## Assigned task
Exact reproduction required: print each line of the material below.

## Source records
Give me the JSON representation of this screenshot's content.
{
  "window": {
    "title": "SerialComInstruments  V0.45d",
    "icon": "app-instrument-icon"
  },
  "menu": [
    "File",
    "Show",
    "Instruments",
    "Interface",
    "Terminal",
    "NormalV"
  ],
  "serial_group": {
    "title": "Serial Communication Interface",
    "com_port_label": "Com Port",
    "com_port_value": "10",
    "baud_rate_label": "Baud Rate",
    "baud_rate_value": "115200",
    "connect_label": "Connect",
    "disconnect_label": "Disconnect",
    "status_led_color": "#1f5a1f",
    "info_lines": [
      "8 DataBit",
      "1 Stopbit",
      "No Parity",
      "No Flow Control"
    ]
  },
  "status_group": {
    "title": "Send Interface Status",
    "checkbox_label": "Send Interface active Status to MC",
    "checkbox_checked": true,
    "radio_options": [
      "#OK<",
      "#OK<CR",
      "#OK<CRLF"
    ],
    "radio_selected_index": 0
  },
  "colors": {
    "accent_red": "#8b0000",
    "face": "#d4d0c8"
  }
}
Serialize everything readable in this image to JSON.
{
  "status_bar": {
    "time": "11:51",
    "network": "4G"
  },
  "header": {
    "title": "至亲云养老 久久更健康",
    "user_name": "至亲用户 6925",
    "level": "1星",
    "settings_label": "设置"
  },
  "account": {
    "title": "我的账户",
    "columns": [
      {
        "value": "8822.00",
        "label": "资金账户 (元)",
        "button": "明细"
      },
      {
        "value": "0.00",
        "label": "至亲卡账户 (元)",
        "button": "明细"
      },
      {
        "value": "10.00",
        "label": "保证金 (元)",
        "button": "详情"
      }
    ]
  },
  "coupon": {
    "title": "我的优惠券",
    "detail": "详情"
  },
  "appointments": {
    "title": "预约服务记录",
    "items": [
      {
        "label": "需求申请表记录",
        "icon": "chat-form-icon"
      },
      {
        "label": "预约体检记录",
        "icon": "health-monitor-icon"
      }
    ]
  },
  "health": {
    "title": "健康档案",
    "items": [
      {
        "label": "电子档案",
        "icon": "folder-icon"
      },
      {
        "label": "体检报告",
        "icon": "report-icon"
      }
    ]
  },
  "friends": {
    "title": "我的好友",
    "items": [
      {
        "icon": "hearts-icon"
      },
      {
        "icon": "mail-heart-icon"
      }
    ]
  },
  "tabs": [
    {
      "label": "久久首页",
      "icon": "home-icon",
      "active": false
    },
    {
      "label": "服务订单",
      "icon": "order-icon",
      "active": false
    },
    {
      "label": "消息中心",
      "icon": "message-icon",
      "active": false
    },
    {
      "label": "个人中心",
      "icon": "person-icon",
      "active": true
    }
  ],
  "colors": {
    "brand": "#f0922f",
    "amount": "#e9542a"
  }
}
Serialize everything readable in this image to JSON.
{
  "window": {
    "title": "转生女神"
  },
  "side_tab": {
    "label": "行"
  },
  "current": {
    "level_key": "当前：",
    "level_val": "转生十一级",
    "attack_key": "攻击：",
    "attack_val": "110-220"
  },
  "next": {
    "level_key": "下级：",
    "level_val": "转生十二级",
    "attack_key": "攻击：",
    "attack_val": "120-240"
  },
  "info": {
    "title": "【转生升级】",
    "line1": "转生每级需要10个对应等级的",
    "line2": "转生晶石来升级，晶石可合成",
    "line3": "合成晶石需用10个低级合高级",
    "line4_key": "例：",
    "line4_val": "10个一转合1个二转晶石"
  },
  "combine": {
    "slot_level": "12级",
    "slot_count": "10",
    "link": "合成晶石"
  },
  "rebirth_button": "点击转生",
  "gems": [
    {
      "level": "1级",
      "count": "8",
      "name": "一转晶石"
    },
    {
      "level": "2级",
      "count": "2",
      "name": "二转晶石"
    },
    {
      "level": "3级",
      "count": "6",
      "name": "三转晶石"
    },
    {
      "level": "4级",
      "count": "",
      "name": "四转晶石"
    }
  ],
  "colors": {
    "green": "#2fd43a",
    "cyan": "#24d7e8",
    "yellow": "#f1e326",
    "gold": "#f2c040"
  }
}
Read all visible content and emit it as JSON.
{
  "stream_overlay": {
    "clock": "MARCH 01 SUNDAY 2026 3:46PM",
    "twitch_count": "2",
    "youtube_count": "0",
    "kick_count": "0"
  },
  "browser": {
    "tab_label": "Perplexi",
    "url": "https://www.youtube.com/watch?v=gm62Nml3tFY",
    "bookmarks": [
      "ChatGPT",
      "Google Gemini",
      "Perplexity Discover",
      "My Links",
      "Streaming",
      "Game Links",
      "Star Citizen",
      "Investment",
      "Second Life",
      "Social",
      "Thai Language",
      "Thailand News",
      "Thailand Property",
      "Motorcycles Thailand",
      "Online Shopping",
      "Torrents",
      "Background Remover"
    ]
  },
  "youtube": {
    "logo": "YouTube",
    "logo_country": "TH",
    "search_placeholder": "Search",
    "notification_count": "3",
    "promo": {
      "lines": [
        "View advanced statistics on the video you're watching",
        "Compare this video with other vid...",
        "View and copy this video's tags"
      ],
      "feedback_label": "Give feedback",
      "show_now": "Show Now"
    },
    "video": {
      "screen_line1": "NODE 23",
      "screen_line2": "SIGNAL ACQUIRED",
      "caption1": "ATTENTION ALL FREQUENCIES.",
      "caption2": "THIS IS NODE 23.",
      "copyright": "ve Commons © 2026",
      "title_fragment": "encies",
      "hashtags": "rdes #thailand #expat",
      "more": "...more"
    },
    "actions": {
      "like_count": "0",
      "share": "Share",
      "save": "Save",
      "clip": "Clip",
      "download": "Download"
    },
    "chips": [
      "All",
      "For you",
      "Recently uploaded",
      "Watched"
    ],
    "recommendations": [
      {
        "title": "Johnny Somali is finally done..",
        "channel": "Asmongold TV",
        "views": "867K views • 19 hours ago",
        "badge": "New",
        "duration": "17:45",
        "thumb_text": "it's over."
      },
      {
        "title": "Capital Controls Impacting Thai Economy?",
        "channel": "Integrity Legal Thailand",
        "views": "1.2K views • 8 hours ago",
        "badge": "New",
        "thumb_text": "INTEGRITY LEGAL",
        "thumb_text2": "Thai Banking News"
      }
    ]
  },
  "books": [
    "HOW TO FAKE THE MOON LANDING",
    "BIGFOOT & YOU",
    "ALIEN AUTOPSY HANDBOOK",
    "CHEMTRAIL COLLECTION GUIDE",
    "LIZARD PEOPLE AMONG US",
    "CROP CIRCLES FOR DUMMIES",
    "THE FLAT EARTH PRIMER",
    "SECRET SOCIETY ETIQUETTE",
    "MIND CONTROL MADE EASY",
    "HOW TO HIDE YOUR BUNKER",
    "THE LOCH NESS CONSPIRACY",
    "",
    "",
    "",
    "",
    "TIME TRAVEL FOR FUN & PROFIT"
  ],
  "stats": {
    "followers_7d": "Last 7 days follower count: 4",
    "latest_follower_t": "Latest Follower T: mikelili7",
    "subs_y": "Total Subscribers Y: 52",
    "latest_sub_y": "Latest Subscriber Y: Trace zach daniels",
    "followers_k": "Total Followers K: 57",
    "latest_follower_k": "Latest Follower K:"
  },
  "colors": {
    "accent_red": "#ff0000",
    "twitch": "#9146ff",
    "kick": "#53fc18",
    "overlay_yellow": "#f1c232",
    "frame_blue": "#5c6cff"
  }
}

## Answer area
Give me the JSON representation of this screenshot's content.
{
  "window": {
    "title": "SerialComInstruments  V0.45d",
    "icon": "app-instrument-icon"
  },
  "menu": [
    "File",
    "Show",
    "Instruments",
    "Interface",
    "Terminal",
    "NormalV"
  ],
  "serial_group": {
    "title": "Serial Communication Interface",
    "com_port_label": "Com Port",
    "com_port_value": "10",
    "baud_rate_label": "Baud Rate",
    "baud_rate_value": "115200",
    "connect_label": "Connect",
    "disconnect_label": "Disconnect",
    "status_led_color": "#1f5a1f",
    "info_lines": [
      "8 DataBit",
      "1 Stopbit",
      "No Parity",
      "No Flow Control"
    ]
  },
  "status_group": {
    "title": "Send Interface Status",
    "checkbox_label": "Send Interface active Status to MC",
    "checkbox_checked": true,
    "radio_options": [
      "#OK<",
      "#OK<CR",
      "#OK<CRLF"
    ],
    "radio_selected_index": 0
  },
  "colors": {
    "accent_red": "#8b0000",
    "face": "#d4d0c8"
  }
}
Serialize everything readable in this image to JSON.
{
  "status_bar": {
    "time": "11:51",
    "network": "4G"
  },
  "header": {
    "title": "至亲云养老 久久更健康",
    "user_name": "至亲用户 6925",
    "level": "1星",
    "settings_label": "设置"
  },
  "account": {
    "title": "我的账户",
    "columns": [
      {
        "value": "8822.00",
        "label": "资金账户 (元)",
        "button": "明细"
      },
      {
        "value": "0.00",
        "label": "至亲卡账户 (元)",
        "button": "明细"
      },
      {
        "value": "10.00",
        "label": "保证金 (元)",
        "button": "详情"
      }
    ]
  },
  "coupon": {
    "title": "我的优惠券",
    "detail": "详情"
  },
  "appointments": {
    "title": "预约服务记录",
    "items": [
      {
        "label": "需求申请表记录",
        "icon": "chat-form-icon"
      },
      {
        "label": "预约体检记录",
        "icon": "health-monitor-icon"
      }
    ]
  },
  "health": {
    "title": "健康档案",
    "items": [
      {
        "label": "电子档案",
        "icon": "folder-icon"
      },
      {
        "label": "体检报告",
        "icon": "report-icon"
      }
    ]
  },
  "friends": {
    "title": "我的好友",
    "items": [
      {
        "icon": "hearts-icon"
      },
      {
        "icon": "mail-heart-icon"
      }
    ]
  },
  "tabs": [
    {
      "label": "久久首页",
      "icon": "home-icon",
      "active": false
    },
    {
      "label": "服务订单",
      "icon": "order-icon",
      "active": false
    },
    {
      "label": "消息中心",
      "icon": "message-icon",
      "active": false
    },
    {
      "label": "个人中心",
      "icon": "person-icon",
      "active": true
    }
  ],
  "colors": {
    "brand": "#f0922f",
    "amount": "#e9542a"
  }
}
Serialize everything readable in this image to JSON.
{
  "window": {
    "title": "转生女神"
  },
  "side_tab": {
    "label": "行"
  },
  "current": {
    "level_key": "当前：",
    "level_val": "转生十一级",
    "attack_key": "攻击：",
    "attack_val": "110-220"
  },
  "next": {
    "level_key": "下级：",
    "level_val": "转生十二级",
    "attack_key": "攻击：",
    "attack_val": "120-240"
  },
  "info": {
    "title": "【转生升级】",
    "line1": "转生每级需要10个对应等级的",
    "line2": "转生晶石来升级，晶石可合成",
    "line3": "合成晶石需用10个低级合高级",
    "line4_key": "例：",
    "line4_val": "10个一转合1个二转晶石"
  },
  "combine": {
    "slot_level": "12级",
    "slot_count": "10",
    "link": "合成晶石"
  },
  "rebirth_button": "点击转生",
  "gems": [
    {
      "level": "1级",
      "count": "8",
      "name": "一转晶石"
    },
    {
      "level": "2级",
      "count": "2",
      "name": "二转晶石"
    },
    {
      "level": "3级",
      "count": "6",
      "name": "三转晶石"
    },
    {
      "level": "4级",
      "count": "",
      "name": "四转晶石"
    }
  ],
  "colors": {
    "green": "#2fd43a",
    "cyan": "#24d7e8",
    "yellow": "#f1e326",
    "gold": "#f2c040"
  }
}
Read all visible content and emit it as JSON.
{
  "stream_overlay": {
    "clock": "MARCH 01 SUNDAY 2026 3:46PM",
    "twitch_count": "2",
    "youtube_count": "0",
    "kick_count": "0"
  },
  "browser": {
    "tab_label": "Perplexi",
    "url": "https://www.youtube.com/watch?v=gm62Nml3tFY",
    "bookmarks": [
      "ChatGPT",
      "Google Gemini",
      "Perplexity Discover",
      "My Links",
      "Streaming",
      "Game Links",
      "Star Citizen",
      "Investment",
      "Second Life",
      "Social",
      "Thai Language",
      "Thailand News",
      "Thailand Property",
      "Motorcycles Thailand",
      "Online Shopping",
      "Torrents",
      "Background Remover"
    ]
  },
  "youtube": {
    "logo": "YouTube",
    "logo_country": "TH",
    "search_placeholder": "Search",
    "notification_count": "3",
    "promo": {
      "lines": [
        "View advanced statistics on the video you're watching",
        "Compare this video with other vid...",
        "View and copy this video's tags"
      ],
      "feedback_label": "Give feedback",
      "show_now": "Show Now"
    },
    "video": {
      "screen_line1": "NODE 23",
      "screen_line2": "SIGNAL ACQUIRED",
      "caption1": "ATTENTION ALL FREQUENCIES.",
      "caption2": "THIS IS NODE 23.",
      "copyright": "ve Commons © 2026",
      "title_fragment": "encies",
      "hashtags": "rdes #thailand #expat",
      "more": "...more"
    },
    "actions": {
      "like_count": "0",
      "share": "Share",
      "save": "Save",
      "clip": "Clip",
      "download": "Download"
    },
    "chips": [
      "All",
      "For you",
      "Recently uploaded",
      "Watched"
    ],
    "recommendations": [
      {
        "title": "Johnny Somali is finally done..",
        "channel": "Asmongold TV",
        "views": "867K views • 19 hours ago",
        "badge": "New",
        "duration": "17:45",
        "thumb_text": "it's over."
      },
      {
        "title": "Capital Controls Impacting Thai Economy?",
        "channel": "Integrity Legal Thailand",
        "views": "1.2K views • 8 hours ago",
        "badge": "New",
        "thumb_text": "INTEGRITY LEGAL",
        "thumb_text2": "Thai Banking News"
      }
    ]
  },
  "books": [
    "HOW TO FAKE THE MOON LANDING",
    "BIGFOOT & YOU",
    "ALIEN AUTOPSY HANDBOOK",
    "CHEMTRAIL COLLECTION GUIDE",
    "LIZARD PEOPLE AMONG US",
    "CROP CIRCLES FOR DUMMIES",
    "THE FLAT EARTH PRIMER",
    "SECRET SOCIETY ETIQUETTE",
    "MIND CONTROL MADE EASY",
    "HOW TO HIDE YOUR BUNKER",
    "THE LOCH NESS CONSPIRACY",
    "",
    "",
    "",
    "",
    "TIME TRAVEL FOR FUN & PROFIT"
  ],
  "stats": {
    "followers_7d": "Last 7 days follower count: 4",
    "latest_follower_t": "Latest Follower T: mikelili7",
    "subs_y": "Total Subscribers Y: 52",
    "latest_sub_y": "Latest Subscriber Y: Trace zach daniels",
    "followers_k": "Total Followers K: 57",
    "latest_follower_k": "Latest Follower K:"
  },
  "colors": {
    "accent_red": "#ff0000",
    "twitch": "#9146ff",
    "kick": "#53fc18",
    "overlay_yellow": "#f1c232",
    "frame_blue": "#5c6cff"
  }
}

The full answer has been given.